Kenneth King, the only other choreographer I know of who has attempted an interpretation, says in his essay "The Dancing Philosopher", "Zarathustra is more than treatise or polemic, but an exuberantly prophetic, provocatively high-octane philosophical work written in the form of a fractured allegory whose sublime literary virtuosity is frosted with biting satire and a rarified poetic distillate… Dance is continually referenced as one of its exalted mimetic triggers and serves as more than mere trope or metaphor. Zarathustra announces a new paradigm specter — Isadora Duncan rightly called Nietzsche the first dancing philosopher… Did Nietzsche actually dance, or was Zarathustra's secret art a convenient metaphor for the Dionysian equation?"
How can we learn more about your company and your work?
A great way to learn more about my work is to hear me interviewed by veteran dance writer Eva Yaa Asantewaa.
A benefit performance party for Carrie Ahern Dance and The Zarathustra Project will be held on Thursday, February 19th, 2009, 7-9pm. More information, and the opportunity to purchase tickets, will be coming soon to my website: www.carrieahern.com
Images 1-3: "The Unity of Skin" (2008), photos by Michael Faulkner.
1) David Figeuroa (left) Kelly Hayes;
2) Jillian Hollis;
3) Jillian Hollis (left), Kelly Hayes.
Images 4-5: "RED" (2006), photos by Steven Schreiber.

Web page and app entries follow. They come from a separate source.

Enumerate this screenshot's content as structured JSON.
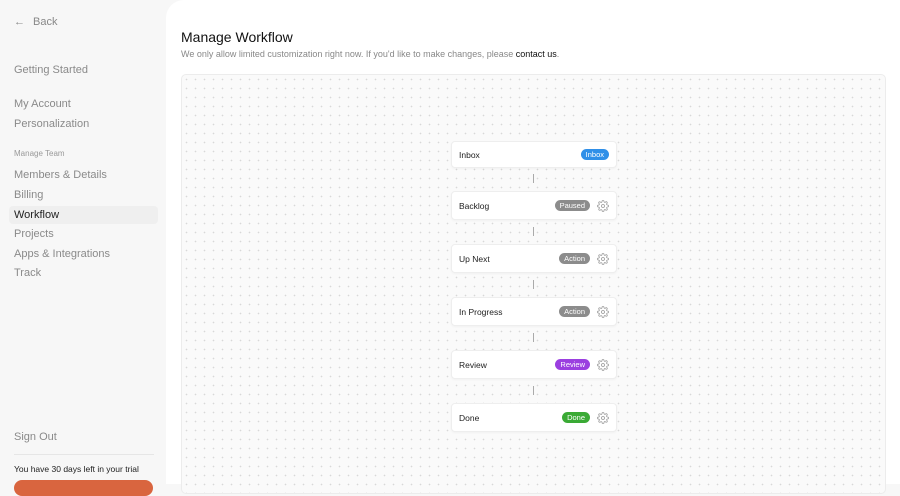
{
  "sidebar": {
    "back": "Back",
    "getting_started": "Getting Started",
    "my_account": "My Account",
    "personalization": "Personalization",
    "section": "Manage Team",
    "members": "Members & Details",
    "billing": "Billing",
    "workflow": "Workflow",
    "projects": "Projects",
    "apps": "Apps & Integrations",
    "track": "Track",
    "sign_out": "Sign Out",
    "trial": "You have 30 days left in your trial"
  },
  "main": {
    "title": "Manage Workflow",
    "subtitle": "We only allow limited customization right now. If you'd like to make changes, please ",
    "contact": "contact us",
    "period": "."
  },
  "workflow": [
    {
      "name": "Inbox",
      "badge": "Inbox",
      "color": "#2f8fe8",
      "gear": false
    },
    {
      "name": "Backlog",
      "badge": "Paused",
      "color": "#8c8c8c",
      "gear": true
    },
    {
      "name": "Up Next",
      "badge": "Action",
      "color": "#8c8c8c",
      "gear": true
    },
    {
      "name": "In Progress",
      "badge": "Action",
      "color": "#8c8c8c",
      "gear": true
    },
    {
      "name": "Review",
      "badge": "Review",
      "color": "#9b3fe0",
      "gear": true
    },
    {
      "name": "Done",
      "badge": "Done",
      "color": "#3aaa35",
      "gear": true
    }
  ]
}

Dancers: Carolyn Hall, Jennifer A. Cooper, Carrie Ahern, Yoko Sugimoto, Donna Bouthillier, Eun Jung Gonzalez, Julie Betts and Christina Briggs.